[Aim of the exercise]: Only the pictures are to be left out; write out the rest of the data exactly.

━━━━━━━━━━

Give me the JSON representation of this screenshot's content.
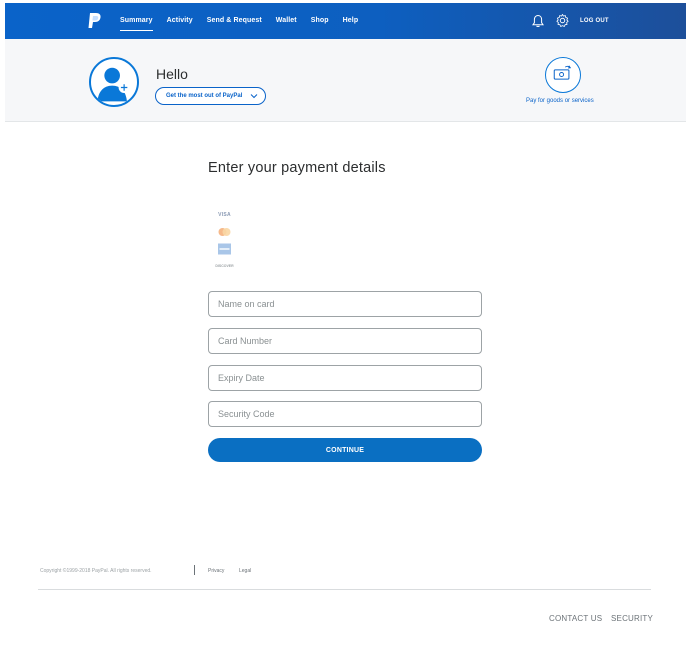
{
  "nav": {
    "items": [
      {
        "label": "Summary",
        "active": true
      },
      {
        "label": "Activity",
        "active": false
      },
      {
        "label": "Send & Request",
        "active": false
      },
      {
        "label": "Wallet",
        "active": false
      },
      {
        "label": "Shop",
        "active": false
      },
      {
        "label": "Help",
        "active": false
      }
    ],
    "logout_label": "LOG OUT",
    "icons": [
      "paypal-logo-icon",
      "bell-icon",
      "gear-icon"
    ]
  },
  "hello": {
    "greeting": "Hello",
    "get_most_label": "Get the most out of PayPal",
    "pay_label": "Pay for goods or services"
  },
  "form": {
    "title": "Enter your payment details",
    "card_logos": [
      "VISA",
      "mastercard",
      "amex",
      "DISCOVER"
    ],
    "name_placeholder": "Name on card",
    "number_placeholder": "Card Number",
    "expiry_placeholder": "Expiry Date",
    "security_placeholder": "Security Code",
    "continue_label": "CONTINUE"
  },
  "footer": {
    "copyright": "Copyright ©1999-2018 PayPal. All rights reserved.",
    "privacy": "Privacy",
    "legal": "Legal",
    "contact": "CONTACT US",
    "security": "SECURITY"
  },
  "colors": {
    "brand_blue": "#0a63c9",
    "button_blue": "#0a6fc2",
    "hello_band_bg": "#f6f7f9"
  }
}
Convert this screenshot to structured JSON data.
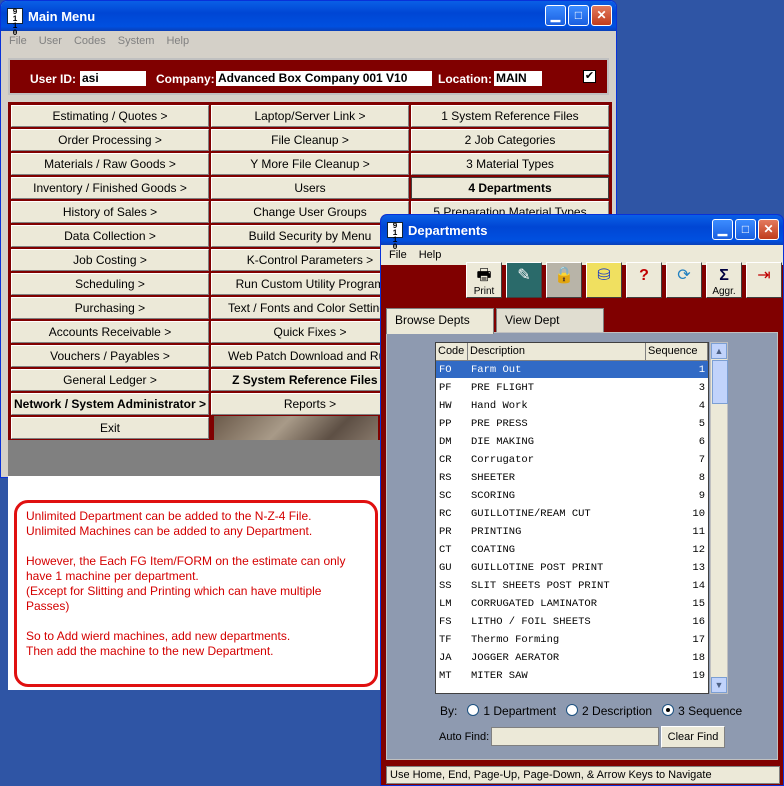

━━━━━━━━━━

[Written reply]:
Give me the JSON representation of this screenshot's content.
{
  "nav": {
    "items": [
      {
        "label": "Summary",
        "active": true
      },
      {
        "label": "Activity",
        "active": false
      },
      {
        "label": "Send & Request",
        "active": false
      },
      {
        "label": "Wallet",
        "active": false
      },
      {
        "label": "Shop",
        "active": false
      },
      {
        "label": "Help",
        "active": false
      }
    ],
    "logout_label": "LOG OUT",
    "icons": [
      "paypal-logo-icon",
      "bell-icon",
      "gear-icon"
    ]
  },
  "hello": {
    "greeting": "Hello",
    "get_most_label": "Get the most out of PayPal",
    "pay_label": "Pay for goods or services"
  },
  "form": {
    "title": "Enter your payment details",
    "card_logos": [
      "VISA",
      "mastercard",
      "amex",
      "DISCOVER"
    ],
    "name_placeholder": "Name on card",
    "number_placeholder": "Card Number",
    "expiry_placeholder": "Expiry Date",
    "security_placeholder": "Security Code",
    "continue_label": "CONTINUE"
  },
  "footer": {
    "copyright": "Copyright ©1999-2018 PayPal. All rights reserved.",
    "privacy": "Privacy",
    "legal": "Legal",
    "contact": "CONTACT US",
    "security": "SECURITY"
  },
  "colors": {
    "brand_blue": "#0a63c9",
    "button_blue": "#0a6fc2",
    "hello_band_bg": "#f6f7f9"
  }
}
Convert this screenshot to structured JSON data.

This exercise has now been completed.